We should all use defensive programming (and offensive programming), and being even a little more defensive about your code will make it safer for everyone.

Thank you all for reading this article, And until my next article, have an splendid day 😉

Top comments (3)

loki profile image
Loki Le DEV

Thanks that's a lot of rules and terms to learn.

Working on a medical exoskeleton we had a lot of discussions and tried several methods on how to apply offensive/defensive programming.

For example we can't afford to just "let it crash" in case of bad food (invalid input values in methods) or invalid state because the device should keep working in all situations.
So we have fallbacks to put the exoskeleton in a safe mode when an unrecoverable error is detected.

10xlearner profile image
10x learner

Indeed 😄, it depends on what your program does and the risks that having it crash involve.

For example, if your program is a simple calculator, it won't cause any harm if it crashes from a bad input. In that case, you can be more offensive, with a good test suite.
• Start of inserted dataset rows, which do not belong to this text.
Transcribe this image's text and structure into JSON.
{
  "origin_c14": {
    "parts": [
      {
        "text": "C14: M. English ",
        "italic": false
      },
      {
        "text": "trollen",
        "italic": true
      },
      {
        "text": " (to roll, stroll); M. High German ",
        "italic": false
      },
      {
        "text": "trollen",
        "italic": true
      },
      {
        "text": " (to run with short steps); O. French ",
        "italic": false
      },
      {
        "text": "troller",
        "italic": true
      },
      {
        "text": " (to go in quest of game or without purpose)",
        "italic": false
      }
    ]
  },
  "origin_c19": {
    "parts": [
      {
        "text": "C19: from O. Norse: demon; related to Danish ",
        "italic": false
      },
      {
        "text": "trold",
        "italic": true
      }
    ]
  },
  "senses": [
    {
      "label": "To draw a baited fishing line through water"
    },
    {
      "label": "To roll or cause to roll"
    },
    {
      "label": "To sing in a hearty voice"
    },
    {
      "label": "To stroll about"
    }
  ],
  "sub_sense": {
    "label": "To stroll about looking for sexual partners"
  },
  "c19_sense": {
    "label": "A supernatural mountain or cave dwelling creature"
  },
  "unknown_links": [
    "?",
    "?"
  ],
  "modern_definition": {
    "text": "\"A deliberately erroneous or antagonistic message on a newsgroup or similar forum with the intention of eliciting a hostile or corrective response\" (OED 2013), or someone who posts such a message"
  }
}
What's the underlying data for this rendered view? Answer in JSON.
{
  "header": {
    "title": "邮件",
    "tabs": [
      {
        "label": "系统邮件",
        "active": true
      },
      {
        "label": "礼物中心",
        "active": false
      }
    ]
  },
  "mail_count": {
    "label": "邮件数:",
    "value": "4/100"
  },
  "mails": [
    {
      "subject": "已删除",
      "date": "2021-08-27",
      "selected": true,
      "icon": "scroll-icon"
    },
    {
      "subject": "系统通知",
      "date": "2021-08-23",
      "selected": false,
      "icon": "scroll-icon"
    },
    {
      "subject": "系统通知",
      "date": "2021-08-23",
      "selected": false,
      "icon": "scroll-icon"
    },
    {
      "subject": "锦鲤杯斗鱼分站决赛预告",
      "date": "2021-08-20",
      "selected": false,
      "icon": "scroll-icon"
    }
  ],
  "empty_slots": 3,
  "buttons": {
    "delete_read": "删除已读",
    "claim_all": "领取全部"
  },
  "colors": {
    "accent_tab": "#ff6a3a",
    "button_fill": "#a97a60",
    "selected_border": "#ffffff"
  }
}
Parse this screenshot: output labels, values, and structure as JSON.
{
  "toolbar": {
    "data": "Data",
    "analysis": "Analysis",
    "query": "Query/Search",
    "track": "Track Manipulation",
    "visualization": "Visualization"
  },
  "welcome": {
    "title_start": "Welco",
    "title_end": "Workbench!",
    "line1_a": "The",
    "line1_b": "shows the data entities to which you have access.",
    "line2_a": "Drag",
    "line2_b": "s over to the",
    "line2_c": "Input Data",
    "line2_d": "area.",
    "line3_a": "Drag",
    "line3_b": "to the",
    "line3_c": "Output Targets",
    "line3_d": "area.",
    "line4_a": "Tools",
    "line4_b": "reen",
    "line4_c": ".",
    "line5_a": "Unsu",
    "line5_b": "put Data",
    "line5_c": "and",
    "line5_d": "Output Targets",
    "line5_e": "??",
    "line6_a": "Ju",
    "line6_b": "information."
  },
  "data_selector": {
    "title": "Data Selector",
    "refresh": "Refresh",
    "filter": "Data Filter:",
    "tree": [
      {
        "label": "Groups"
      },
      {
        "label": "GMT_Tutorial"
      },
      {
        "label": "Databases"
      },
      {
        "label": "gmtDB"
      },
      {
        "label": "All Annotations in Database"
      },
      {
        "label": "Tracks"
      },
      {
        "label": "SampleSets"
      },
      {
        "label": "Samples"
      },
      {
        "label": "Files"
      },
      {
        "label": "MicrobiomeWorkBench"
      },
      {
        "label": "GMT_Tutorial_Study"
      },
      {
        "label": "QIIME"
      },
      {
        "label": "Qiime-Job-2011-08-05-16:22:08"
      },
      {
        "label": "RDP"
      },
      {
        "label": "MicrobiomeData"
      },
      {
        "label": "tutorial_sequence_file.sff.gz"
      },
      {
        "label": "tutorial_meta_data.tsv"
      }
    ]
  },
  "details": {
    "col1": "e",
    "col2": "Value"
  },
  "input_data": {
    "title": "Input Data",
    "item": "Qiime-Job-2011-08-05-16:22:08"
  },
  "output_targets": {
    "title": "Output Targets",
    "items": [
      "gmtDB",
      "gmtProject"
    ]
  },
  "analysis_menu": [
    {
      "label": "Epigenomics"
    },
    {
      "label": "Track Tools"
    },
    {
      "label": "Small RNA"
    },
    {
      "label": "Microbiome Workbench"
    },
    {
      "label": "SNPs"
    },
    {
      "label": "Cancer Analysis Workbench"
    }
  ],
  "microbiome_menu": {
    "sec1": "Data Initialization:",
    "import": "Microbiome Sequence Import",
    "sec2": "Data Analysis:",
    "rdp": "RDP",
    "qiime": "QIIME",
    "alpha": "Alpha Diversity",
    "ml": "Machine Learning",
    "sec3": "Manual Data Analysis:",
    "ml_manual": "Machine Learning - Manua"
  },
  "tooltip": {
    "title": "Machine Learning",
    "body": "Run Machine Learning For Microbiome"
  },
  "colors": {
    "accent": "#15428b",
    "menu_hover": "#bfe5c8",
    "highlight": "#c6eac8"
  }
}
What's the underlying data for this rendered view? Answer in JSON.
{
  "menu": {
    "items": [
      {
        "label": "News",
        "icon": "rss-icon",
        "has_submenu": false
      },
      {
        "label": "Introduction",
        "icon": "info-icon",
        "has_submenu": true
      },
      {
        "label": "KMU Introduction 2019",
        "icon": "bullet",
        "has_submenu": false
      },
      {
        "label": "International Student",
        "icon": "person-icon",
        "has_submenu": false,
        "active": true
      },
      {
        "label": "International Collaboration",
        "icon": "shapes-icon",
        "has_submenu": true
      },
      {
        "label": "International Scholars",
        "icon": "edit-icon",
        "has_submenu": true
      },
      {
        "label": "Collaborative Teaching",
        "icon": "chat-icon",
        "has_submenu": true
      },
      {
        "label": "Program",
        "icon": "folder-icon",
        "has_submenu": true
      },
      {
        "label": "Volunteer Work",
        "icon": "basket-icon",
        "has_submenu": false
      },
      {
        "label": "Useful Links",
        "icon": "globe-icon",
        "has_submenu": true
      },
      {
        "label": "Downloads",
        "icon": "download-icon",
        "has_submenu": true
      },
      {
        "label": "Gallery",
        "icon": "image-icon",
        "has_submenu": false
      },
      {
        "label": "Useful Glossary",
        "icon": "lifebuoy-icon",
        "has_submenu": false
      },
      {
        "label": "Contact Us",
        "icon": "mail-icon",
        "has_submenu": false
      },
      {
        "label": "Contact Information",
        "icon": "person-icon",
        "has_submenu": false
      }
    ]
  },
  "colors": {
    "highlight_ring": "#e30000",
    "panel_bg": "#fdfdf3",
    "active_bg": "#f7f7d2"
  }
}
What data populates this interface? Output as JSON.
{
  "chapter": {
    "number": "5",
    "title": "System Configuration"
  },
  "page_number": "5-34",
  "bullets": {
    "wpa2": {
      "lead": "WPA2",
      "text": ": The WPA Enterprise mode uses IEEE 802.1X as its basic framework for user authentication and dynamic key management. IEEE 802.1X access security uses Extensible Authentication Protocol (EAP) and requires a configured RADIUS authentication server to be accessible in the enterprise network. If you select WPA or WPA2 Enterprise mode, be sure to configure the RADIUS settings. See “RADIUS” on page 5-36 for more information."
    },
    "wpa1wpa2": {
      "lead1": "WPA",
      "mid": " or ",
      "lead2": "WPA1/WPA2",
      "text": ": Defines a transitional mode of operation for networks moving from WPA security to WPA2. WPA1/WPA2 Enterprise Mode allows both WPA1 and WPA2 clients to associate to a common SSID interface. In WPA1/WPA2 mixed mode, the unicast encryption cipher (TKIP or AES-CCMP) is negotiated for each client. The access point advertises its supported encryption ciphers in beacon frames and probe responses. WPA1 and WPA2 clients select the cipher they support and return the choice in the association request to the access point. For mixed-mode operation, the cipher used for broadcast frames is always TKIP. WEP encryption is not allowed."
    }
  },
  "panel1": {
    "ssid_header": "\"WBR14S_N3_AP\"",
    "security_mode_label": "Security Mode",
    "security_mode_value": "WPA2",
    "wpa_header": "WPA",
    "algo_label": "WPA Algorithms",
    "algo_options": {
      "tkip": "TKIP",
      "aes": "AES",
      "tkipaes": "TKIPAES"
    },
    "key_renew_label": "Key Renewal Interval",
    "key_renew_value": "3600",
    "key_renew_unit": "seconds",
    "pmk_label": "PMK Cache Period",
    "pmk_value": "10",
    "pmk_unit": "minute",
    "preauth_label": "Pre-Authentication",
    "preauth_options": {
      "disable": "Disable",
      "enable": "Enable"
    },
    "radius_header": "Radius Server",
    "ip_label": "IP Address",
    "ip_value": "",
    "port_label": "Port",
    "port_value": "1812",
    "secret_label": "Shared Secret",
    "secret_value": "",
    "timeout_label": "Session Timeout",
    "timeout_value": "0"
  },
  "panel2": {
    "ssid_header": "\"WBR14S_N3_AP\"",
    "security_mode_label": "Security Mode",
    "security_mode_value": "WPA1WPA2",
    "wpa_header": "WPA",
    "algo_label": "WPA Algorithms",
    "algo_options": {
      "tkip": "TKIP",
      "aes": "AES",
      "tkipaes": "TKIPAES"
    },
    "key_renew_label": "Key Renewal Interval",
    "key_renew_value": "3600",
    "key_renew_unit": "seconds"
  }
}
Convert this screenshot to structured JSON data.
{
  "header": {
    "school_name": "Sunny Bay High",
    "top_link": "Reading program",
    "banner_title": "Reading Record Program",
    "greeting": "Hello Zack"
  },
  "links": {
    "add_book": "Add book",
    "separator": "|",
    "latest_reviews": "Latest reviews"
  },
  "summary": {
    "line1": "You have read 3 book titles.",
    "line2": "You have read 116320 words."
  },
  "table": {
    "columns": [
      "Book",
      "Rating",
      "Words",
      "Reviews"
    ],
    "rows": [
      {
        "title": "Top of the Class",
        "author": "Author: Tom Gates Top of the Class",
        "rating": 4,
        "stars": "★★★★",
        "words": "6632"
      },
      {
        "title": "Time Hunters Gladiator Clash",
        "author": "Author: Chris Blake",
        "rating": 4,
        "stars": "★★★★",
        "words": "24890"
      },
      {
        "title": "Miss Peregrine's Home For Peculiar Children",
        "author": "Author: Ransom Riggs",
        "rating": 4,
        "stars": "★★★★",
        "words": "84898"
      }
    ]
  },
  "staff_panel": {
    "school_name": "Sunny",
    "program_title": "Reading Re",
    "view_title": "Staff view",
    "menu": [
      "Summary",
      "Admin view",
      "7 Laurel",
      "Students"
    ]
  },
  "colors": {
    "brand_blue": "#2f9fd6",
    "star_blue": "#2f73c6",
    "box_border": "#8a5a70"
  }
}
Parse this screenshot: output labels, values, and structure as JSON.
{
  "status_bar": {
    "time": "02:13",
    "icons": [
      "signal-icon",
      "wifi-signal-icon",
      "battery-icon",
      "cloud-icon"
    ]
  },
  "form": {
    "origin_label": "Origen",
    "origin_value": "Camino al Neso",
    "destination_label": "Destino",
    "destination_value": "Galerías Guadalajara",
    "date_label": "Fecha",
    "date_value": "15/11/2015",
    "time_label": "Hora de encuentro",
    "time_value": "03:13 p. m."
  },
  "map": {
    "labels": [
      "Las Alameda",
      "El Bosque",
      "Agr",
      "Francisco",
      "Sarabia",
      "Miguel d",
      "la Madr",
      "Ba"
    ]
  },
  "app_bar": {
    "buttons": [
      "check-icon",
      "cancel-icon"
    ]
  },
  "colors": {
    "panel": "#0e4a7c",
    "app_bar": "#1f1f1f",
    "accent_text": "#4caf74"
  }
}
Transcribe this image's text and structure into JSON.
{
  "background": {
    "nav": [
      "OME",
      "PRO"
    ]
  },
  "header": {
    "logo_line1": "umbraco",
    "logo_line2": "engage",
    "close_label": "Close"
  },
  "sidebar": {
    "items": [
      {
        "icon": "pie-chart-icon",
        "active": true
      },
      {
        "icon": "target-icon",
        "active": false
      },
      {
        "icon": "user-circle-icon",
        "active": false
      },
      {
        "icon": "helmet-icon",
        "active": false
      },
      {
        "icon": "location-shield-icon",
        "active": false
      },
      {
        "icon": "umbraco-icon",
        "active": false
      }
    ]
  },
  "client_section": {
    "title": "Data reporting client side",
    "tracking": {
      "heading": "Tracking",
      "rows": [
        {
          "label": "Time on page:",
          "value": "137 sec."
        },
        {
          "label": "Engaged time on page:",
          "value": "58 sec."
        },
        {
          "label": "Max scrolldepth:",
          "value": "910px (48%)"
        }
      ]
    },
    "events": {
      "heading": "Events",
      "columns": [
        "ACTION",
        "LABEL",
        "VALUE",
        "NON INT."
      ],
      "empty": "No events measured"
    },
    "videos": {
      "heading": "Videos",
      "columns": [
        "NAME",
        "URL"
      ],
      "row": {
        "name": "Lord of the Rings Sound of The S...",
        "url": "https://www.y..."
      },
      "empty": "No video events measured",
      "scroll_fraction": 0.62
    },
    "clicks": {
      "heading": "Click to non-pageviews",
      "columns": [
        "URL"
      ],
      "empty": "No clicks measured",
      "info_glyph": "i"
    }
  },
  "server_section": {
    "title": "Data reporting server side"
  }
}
But if a bug in your program can cause some big material or financial damages or hurt people because of a bug, you should definitely use a lot of guards and defensive mechanisms to be sure to never encountered such bad case.

I will add that this idea can be applied to sub part of a program. For example, having the part of your program which handle the logs doesn't necessary need to be as much guarded as the part which make an exoskeleton move.

Moreover, if your system is really critical, you can double check the behavior.
To go back on the exoskeleton example, you could imagine having a chip with a captor on each articulation, looking at the angle performed by the exoskeleton, and if the angle start to become to wide for a human, the chip could force the articulation to go back to a safe state, overwriting orders from the main program of the exoskeleton.

euler2718 profile image
John Corley